Statistical bulletin 2012/13 Statistical bulletin 2012/13 NSW workers compensation statistics Statistical Bulletin 2012/13 1 Disclaimer This publication may contain work health and safety and workers compensation information.
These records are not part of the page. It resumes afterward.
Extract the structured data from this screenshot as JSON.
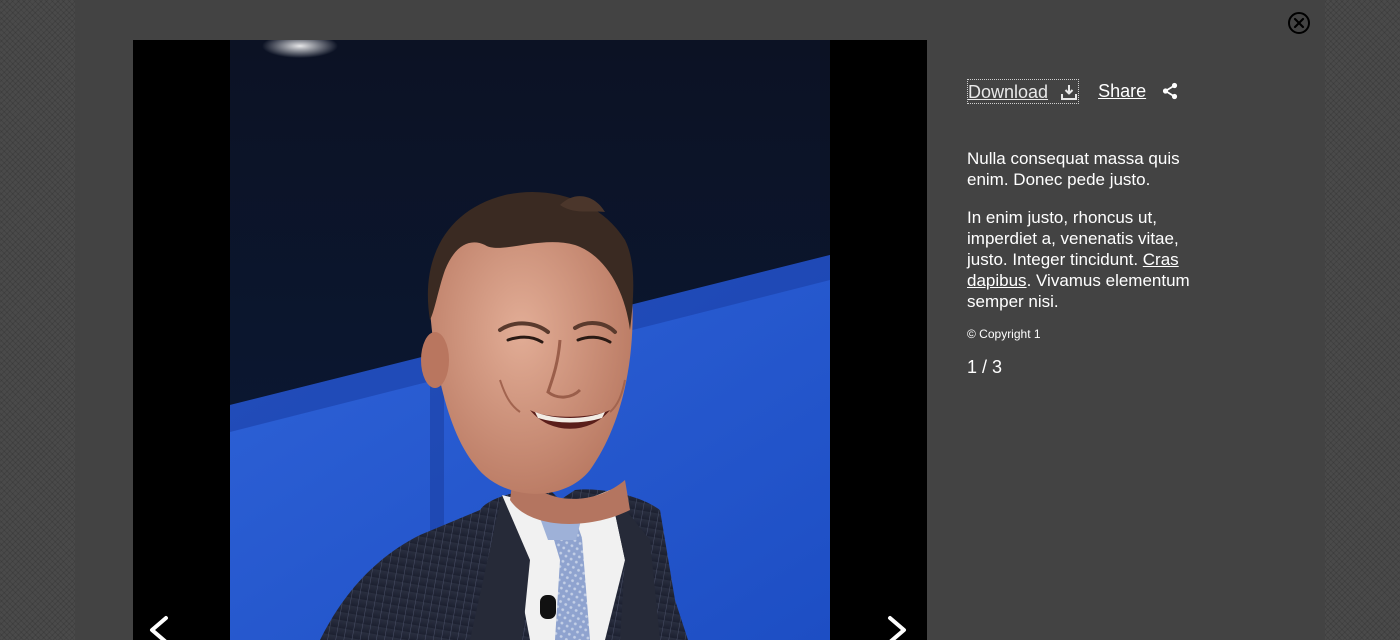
{
  "lightbox": {
    "close_icon": "close-circle-icon",
    "image_alt": "Smiling man in a pinstripe suit speaking on stage",
    "prev_icon": "chevron-left-icon",
    "next_icon": "chevron-right-icon"
  },
  "sidebar": {
    "download_label": "Download",
    "download_icon": "download-icon",
    "share_label": "Share",
    "share_icon": "share-icon",
    "paragraph1": "Nulla consequat massa quis enim. Donec pede justo.",
    "paragraph2_before": "In enim justo, rhoncus ut, imperdiet a, venenatis vitae, justo. Integer tincidunt. ",
    "paragraph2_link": "Cras dapibus",
    "paragraph2_after": ". Vivamus elementum semper nisi.",
    "copyright": "© Copyright 1",
    "counter": "1 / 3"
  },
  "colors": {
    "backdrop": "#4a4a4a",
    "modal": "#434343",
    "viewer": "#000000",
    "text": "#ffffff"
  }
}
It may

More information

Asbestos Removal and Assessor Licensing Information

Asbestos Removal and Assessor Licensing Information Asbestos Removal and Assessor Licensing Information January 2013 Version 1.0 - GB366 1 2 Contents Introduction 5 Why you need a licence 5 Why you need to notify 5 Licence types 5 Class A asbestos removal

More information

FIBROGENIC DUST EXPOSURE

FIBROGENIC DUST EXPOSURE FIBROGENIC DUST EXPOSURE (ASBESTOS & SILICA) WORKER S MEDICAL SCREENING GUIDELINE Prepared By Dr. T. D. Redekop Chief Occupational Medical Officer Workplace Safety & Health Division Manitoba Labour & Immigration

More information

Comparative Performance Monitoring Report

Comparative Performance Monitoring Report Comparative Performance Monitoring Report Comparison of work health and safety and workers compensation schemes in Australia and New Zealand 13th Edition SAFE WORK AUSTRALIA Comparative Performance Monitoring

More information